Finding a franchisor who shares your values
Article by David Spackman
Franchising’s contribution to the UK economy grew by 20% between 2008 and 2013 according to figures from the British Franchise Association (bfa), which suggests that the sector’s year-on-year expansion has not faltered throughout the economic downturn.
Predictions of successful growth continue and as more and more franchising opportunities become available, recruitment is said to be the single biggest ongoing challenge for franchisors, with figures from the BFA saying that it takes 250 leads and 25 interviews to sign up one new franchisee.
For a potential franchisee, that may sound like the sector is a potential lion’s den, with franchisors eager to outdo each other in selling their brand. But in my experience, it’s as likely to be the franchisor ending the discussion, as they work to protect their brand by filtering out unsuitable applicants.

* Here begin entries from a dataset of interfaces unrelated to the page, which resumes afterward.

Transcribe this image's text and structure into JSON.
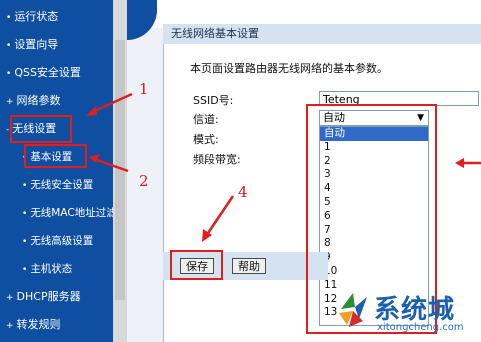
{
  "sidebar": {
    "items": [
      {
        "label": "运行状态"
      },
      {
        "label": "设置向导"
      },
      {
        "label": "QSS安全设置"
      },
      {
        "label": "网络参数"
      },
      {
        "label": "无线设置"
      },
      {
        "label": "基本设置"
      },
      {
        "label": "无线安全设置"
      },
      {
        "label": "无线MAC地址过滤"
      },
      {
        "label": "无线高级设置"
      },
      {
        "label": "主机状态"
      },
      {
        "label": "DHCP服务器"
      },
      {
        "label": "转发规则"
      }
    ]
  },
  "panel": {
    "title": "无线网络基本设置",
    "description": "本页面设置路由器无线网络的基本参数。"
  },
  "form": {
    "ssid_label": "SSID号:",
    "ssid_value": "Teteng",
    "channel_label": "信道:",
    "channel_value": "自动",
    "mode_label": "模式:",
    "bandwidth_label": "频段带宽:"
  },
  "channel_options": [
    "自动",
    "1",
    "2",
    "3",
    "4",
    "5",
    "6",
    "7",
    "8",
    "9",
    "10",
    "11",
    "12",
    "13"
  ],
  "buttons": {
    "save": "保存",
    "help": "帮助"
  },
  "annotations": {
    "n1": "1",
    "n2": "2",
    "n4": "4"
  },
  "watermark": {
    "text": "系统城",
    "url": "xitongcheng.com"
  },
  "colors": {
    "sidebar": "#0e4fa1",
    "highlight": "#e01e1e",
    "selected_option": "#3169c6"
  }
}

Certainly, I like to sleep at night, so however keen a potential franchisee may be, if they exhibit major gaps in their expertise, and I am dubious as to whether they’ll make a success of it, then I am quite prepared to say ‘no’.
So what should you look out for in a good franchisor, and how can you protect your interests as you conduct your search?

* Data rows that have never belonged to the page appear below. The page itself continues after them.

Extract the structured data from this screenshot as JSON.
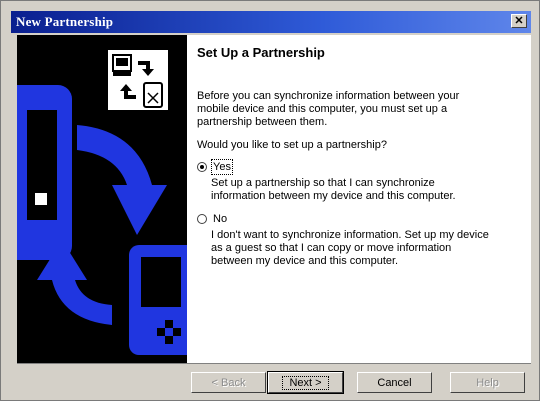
{
  "window": {
    "title": "New Partnership",
    "close_glyph": "✕"
  },
  "main": {
    "heading": "Set Up a Partnership",
    "intro": "Before you can synchronize information between your mobile device and this computer, you must set up a partnership between them.",
    "question": "Would you like to set up a partnership?",
    "options": [
      {
        "label": "Yes",
        "selected": true,
        "description": "Set up a partnership so that I can synchronize information between my device and this computer."
      },
      {
        "label": "No",
        "selected": false,
        "description": "I don't want to synchronize information. Set up my device as a guest so that I can copy or move information between my device and this computer."
      }
    ]
  },
  "buttons": {
    "back": "< Back",
    "next": "Next >",
    "cancel": "Cancel",
    "help": "Help"
  },
  "icons": {
    "sync": "sync-devices-icon",
    "artwork": "device-artwork"
  },
  "colors": {
    "title_bar": "#0a1f8f",
    "side_panel": "#000000",
    "artwork_blue": "#2036e0",
    "dialog_face": "#d4d0c8"
  }
}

#1 First, look for a credible franchise.
The British Franchise Association (bfa) is a good place to start, as any franchisee that’s listed will have had to open themselves up for assessment to get the bfa kite mark.
#2 Look as widely as you can.
Search for customer reviews about the brand, see if the internet throws up any history that puts a different complexion on the company and, if you can, speak to the competition and see what they say.
#3 Visit the franchise.
Once you’ve assessed the candidates and drawn up your shortlist, then it’s essential to eyeball those franchises.
Do not consider going with someone you haven’t actually visited.
In these days of virtual services, a telephone line and office address is no guarantee of substance. You need to see the bricks and mortar of your franchisor and sit across the table from the people you will be dealing with.
#4 Consider a territory which suits you.
Don’t be tempted to be selective simply on the grounds of it suiting your geography, either in terms of the territory available, or for making initial assessment visits.
When it comes to choosing a territory, make sure you’re not being foisted off with a territory that suits the franchisor, but doesn’t suit you. Does it support your family and lifestyle choices, and, most importantly, does it have the potential you’re looking for.
You should always thoroughly research the territory, including a comprehensive assessment of your competitors, using mystery shopping where possible. But you should expect your franchisor to be helping you with this, as they have been involved in the same process many times before. It should be just as important to them as to how strong the territory is, as your success also feeds their future growth.
#5 Talk to franchise owners.
It’s vital to get out and talk to existing franchisees on the ground.
Ask them questions, see how they operate, and see how they reflect the brand values as you perceive them. Joining a franchise means you are joining a family that’s made up of all those other franchisees, as well as your franchisor.
Be very nervous of a franchisor who does not offer to set up meetings for you with existing franchisees, or tries to engineer such meetings. There will always be good and bad feedback, but you should be encouraged to speak with them and find out all their experiences, warts and all.
#6 Look at the franchise's finances.
Then get out that toothcomb to go through the budget figures and cash flow forecasts that the franchisor has given you.
Challenge the basis of their assumptions and ask difficult questions.
If they say “you can expect to sell X units per month”, ask if you can expect to make that from the outset, or is it more likely to be two years down the line, and how many of their existing franchisees sell that many.
Knowing what the ‘average’ is can be deceptive, not because the figure is anything other than entirely accurate, but because it’s made up of lots of highs and lots of lows.
My decision on whether to take on a new franchisee will also be affected by their financial position and how much they need to raise. If they are intending to re-mortgage their home to raise the franchisee fee and working capital for the first year, then I want to be sure they have the ability to generate the return they need.
#7 Consider the financial advice you receive.
See how the franchisor advises you on the funding of your franchise.
If you need finance, do they refer you to their contacts in the specialist franchise division of the bank, or do they leave you to struggle at local branch level.
If you have the ready cash, or can raise it personally, do they offer advice on weighing this up against other options, such as business loans where costs can be offset against business profits?
In the same vein, be wary of a franchisor who does not help you work out how much it will really cost you to set up and get the business running, as different territories and different funding requirements can have a major impact on start-up costs.
#8 Understand the kind of support you will receive
And finally, ask how the franchisor will be supporting you in future and how you can share knowledge and benefit from the experience of other franchisees.
Is there an annual conference or regular get-togethers, is there an online forum? What marketing support will be available and what financial expertise is there for you? Answers to questions like this will show how much they’re investing in helping you succeed into the future.
To contact David and his team about their franchise expertise or to ask more about their franchise opportunity, click here.
Last Updated: 07-June-2016